§ **Exercise materials**:
————————

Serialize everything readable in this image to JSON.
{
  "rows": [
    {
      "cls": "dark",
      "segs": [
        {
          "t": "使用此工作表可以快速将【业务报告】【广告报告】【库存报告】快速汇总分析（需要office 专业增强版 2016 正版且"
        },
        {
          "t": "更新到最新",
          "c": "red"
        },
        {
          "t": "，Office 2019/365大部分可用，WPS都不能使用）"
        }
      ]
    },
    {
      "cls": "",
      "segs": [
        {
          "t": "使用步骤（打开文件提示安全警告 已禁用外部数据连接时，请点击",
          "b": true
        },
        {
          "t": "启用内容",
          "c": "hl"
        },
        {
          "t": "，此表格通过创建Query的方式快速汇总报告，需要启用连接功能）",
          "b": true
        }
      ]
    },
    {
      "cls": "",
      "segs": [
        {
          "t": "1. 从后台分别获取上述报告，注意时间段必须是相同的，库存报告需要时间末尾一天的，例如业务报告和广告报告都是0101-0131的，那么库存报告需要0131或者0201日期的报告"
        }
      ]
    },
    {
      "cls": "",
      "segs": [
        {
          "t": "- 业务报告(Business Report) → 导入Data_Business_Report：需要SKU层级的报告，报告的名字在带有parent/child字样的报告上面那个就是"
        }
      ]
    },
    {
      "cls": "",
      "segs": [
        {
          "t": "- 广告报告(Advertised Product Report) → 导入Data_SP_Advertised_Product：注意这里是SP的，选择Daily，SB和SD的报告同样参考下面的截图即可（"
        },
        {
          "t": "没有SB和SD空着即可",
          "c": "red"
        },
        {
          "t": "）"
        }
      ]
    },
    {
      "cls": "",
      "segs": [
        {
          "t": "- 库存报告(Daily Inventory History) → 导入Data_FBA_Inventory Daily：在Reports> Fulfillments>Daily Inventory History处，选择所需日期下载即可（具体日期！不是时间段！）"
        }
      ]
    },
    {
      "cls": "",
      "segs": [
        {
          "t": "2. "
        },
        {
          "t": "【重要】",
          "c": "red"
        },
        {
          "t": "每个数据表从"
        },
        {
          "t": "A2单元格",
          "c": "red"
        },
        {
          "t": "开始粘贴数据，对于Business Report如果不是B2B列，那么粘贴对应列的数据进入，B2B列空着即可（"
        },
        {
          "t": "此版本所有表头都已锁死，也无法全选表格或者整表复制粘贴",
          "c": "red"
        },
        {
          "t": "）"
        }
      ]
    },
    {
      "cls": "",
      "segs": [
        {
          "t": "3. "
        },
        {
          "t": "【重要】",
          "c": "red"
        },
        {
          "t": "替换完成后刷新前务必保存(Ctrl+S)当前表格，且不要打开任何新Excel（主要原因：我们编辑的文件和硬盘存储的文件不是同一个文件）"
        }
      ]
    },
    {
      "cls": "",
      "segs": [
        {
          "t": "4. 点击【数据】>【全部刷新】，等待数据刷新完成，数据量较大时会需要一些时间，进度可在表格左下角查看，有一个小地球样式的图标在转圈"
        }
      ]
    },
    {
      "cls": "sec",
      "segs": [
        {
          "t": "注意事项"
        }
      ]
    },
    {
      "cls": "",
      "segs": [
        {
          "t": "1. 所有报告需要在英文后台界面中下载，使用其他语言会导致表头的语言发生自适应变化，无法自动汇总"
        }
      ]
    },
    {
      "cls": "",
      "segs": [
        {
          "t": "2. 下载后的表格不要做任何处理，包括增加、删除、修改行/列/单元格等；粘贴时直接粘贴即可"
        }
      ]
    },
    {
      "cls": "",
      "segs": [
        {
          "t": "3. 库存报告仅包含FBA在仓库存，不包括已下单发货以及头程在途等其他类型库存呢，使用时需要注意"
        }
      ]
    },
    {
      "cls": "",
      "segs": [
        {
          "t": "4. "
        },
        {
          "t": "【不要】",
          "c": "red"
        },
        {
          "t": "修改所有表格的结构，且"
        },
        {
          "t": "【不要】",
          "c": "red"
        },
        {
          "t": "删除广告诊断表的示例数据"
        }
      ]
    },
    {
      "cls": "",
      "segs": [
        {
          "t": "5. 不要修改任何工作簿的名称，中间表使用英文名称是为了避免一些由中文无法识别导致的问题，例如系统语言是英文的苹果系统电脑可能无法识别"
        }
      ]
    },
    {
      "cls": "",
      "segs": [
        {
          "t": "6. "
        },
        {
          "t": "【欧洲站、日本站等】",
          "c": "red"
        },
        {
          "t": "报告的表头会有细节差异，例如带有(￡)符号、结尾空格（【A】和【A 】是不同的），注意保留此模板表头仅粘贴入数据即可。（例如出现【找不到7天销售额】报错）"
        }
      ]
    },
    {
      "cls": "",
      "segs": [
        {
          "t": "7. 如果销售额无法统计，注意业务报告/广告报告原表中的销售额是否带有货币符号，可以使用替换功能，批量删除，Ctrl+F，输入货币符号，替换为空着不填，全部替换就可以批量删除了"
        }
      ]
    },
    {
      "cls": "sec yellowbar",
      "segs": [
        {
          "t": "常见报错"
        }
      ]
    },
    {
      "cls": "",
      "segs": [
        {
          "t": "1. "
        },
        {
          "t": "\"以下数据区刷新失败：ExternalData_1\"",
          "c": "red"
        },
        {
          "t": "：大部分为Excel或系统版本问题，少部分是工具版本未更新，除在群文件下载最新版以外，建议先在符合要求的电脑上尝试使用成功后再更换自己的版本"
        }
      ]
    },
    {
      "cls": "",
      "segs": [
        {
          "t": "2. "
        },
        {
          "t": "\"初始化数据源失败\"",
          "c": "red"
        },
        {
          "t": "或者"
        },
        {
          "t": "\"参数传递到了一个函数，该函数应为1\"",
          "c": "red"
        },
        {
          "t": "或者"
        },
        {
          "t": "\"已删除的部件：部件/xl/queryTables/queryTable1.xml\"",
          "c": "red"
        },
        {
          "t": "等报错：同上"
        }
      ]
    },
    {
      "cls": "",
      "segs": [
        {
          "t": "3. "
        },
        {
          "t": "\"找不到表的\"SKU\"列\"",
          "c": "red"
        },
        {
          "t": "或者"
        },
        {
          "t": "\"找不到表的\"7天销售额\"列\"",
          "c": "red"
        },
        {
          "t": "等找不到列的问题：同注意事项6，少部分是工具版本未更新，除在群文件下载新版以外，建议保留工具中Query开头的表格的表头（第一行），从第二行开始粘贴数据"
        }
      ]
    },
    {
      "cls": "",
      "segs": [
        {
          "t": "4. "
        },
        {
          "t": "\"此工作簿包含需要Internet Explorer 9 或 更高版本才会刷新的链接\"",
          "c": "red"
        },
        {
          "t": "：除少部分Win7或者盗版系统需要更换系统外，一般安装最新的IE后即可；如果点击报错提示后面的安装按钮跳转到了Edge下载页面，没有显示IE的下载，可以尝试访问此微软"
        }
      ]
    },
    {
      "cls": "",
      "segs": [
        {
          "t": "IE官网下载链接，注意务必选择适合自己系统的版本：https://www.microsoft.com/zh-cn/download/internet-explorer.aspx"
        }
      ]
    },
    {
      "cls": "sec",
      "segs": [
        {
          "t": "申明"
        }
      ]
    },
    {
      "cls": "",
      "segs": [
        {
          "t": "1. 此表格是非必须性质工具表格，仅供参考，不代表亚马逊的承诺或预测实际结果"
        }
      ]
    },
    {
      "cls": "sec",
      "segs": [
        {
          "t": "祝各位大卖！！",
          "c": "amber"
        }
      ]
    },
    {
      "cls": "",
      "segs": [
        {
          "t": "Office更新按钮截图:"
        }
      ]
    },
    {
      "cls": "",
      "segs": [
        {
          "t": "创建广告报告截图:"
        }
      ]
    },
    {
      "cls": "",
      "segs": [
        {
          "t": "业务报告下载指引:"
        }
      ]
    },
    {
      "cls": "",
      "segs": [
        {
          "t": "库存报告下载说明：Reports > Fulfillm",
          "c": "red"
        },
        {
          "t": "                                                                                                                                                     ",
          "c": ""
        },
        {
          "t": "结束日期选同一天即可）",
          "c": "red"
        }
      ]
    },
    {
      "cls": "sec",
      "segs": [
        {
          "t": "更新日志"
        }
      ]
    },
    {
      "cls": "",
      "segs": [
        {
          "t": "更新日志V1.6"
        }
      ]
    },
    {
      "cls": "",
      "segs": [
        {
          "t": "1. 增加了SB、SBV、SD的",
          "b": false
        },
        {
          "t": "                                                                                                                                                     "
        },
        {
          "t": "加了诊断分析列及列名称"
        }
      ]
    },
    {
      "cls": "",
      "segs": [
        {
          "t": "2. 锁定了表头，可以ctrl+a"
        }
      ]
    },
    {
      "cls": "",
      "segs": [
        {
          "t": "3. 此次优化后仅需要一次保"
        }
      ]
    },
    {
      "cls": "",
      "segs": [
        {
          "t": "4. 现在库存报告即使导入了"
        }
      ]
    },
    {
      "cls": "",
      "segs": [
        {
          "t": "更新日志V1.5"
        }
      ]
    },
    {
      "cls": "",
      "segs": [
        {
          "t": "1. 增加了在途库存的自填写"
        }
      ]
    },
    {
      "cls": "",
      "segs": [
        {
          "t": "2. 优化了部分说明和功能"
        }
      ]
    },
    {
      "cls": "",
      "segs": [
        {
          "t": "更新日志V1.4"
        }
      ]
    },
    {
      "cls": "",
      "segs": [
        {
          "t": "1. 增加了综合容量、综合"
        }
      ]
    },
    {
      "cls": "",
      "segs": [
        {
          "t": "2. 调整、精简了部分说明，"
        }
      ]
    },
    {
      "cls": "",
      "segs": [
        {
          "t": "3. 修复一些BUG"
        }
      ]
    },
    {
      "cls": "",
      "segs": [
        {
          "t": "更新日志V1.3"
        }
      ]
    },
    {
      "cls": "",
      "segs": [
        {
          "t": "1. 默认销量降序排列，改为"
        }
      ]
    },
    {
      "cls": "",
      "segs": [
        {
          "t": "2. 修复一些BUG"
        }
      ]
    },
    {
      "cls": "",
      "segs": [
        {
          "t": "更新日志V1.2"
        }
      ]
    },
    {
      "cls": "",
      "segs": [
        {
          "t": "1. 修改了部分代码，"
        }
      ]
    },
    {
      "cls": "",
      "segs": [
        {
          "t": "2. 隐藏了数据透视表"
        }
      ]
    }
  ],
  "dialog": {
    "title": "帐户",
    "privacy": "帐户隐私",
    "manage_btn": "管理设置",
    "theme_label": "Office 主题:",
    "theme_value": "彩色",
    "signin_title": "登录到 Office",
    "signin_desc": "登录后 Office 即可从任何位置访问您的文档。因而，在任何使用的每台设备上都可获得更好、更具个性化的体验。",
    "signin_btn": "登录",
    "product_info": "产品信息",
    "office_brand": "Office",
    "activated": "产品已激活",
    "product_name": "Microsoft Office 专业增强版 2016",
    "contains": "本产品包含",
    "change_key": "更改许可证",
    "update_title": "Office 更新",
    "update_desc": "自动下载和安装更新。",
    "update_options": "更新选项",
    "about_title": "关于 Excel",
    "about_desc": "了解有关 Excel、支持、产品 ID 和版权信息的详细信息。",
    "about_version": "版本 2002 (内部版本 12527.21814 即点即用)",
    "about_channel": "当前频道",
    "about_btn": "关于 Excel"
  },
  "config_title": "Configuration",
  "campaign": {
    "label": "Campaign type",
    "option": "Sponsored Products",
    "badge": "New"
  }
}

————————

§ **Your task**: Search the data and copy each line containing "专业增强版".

§ **Response below**:
          "t": "使用此工作表可以快速将【业务报告】【广告报告】【库存报告】快速汇总分析（需要office 专业增强版 2016 正版且"
    "product_name": "Microsoft Office 专业增强版 2016",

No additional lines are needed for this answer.